### ASSIGNMENT
Match the string "image" against each line below, and copy every line that matches.

*** Opening of EXERCISE DATA ***

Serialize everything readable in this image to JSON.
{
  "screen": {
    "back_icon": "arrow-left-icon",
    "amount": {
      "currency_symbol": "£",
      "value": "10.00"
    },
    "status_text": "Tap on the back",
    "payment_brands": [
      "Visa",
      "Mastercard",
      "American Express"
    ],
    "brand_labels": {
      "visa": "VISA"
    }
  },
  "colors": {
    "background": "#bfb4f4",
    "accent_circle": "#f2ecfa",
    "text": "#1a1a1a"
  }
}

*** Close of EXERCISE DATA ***
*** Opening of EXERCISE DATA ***

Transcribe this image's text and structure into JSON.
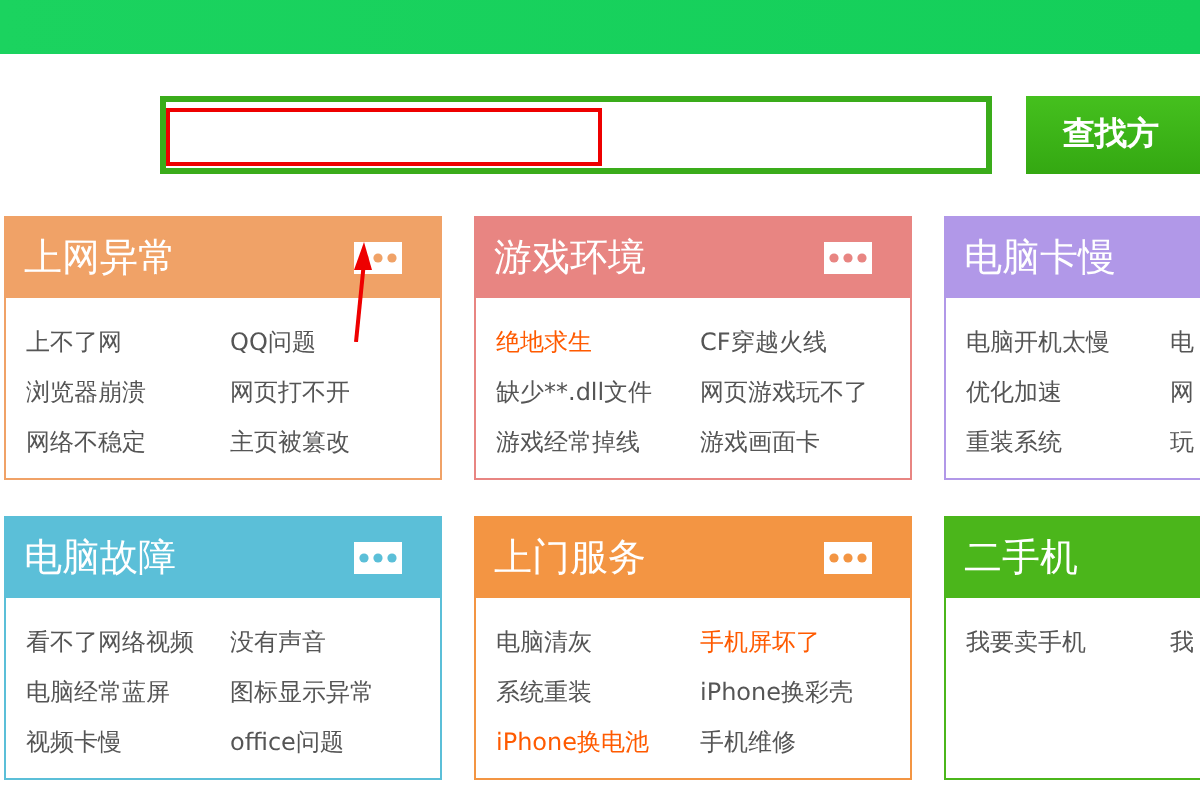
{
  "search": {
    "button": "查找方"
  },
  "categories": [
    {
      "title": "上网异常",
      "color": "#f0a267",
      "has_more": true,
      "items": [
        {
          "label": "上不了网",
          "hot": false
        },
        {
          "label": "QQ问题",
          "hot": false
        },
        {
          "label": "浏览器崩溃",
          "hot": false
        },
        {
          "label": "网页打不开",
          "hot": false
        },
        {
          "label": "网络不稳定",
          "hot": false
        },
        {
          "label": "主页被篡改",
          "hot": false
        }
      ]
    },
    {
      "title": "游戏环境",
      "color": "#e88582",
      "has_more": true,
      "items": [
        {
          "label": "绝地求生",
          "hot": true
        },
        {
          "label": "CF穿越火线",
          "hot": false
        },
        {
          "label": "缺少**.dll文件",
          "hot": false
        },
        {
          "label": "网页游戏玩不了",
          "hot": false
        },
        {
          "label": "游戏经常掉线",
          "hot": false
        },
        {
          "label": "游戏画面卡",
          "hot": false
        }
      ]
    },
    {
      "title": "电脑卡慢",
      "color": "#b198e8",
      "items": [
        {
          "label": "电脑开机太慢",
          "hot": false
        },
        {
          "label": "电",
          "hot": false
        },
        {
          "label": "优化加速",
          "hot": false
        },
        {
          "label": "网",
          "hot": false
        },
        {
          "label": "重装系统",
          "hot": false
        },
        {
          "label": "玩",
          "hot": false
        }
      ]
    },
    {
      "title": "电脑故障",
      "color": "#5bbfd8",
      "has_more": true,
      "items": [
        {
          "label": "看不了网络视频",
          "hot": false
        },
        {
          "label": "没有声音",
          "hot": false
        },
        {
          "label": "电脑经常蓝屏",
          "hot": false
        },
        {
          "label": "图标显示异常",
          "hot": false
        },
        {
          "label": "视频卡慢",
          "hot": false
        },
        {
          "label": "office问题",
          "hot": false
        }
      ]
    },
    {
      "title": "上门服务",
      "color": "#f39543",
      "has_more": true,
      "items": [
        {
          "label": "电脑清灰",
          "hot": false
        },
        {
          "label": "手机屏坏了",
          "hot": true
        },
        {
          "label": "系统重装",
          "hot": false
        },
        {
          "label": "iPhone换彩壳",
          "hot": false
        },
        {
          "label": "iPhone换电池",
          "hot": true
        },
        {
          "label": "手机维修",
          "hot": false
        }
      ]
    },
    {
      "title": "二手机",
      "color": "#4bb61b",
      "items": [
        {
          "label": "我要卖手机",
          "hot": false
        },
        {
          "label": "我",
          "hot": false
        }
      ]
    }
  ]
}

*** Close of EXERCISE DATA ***

### REPLY TO THE EXERCISE
Serialize everything readable in this image to JSON.
Transcribe this image's text and structure into JSON.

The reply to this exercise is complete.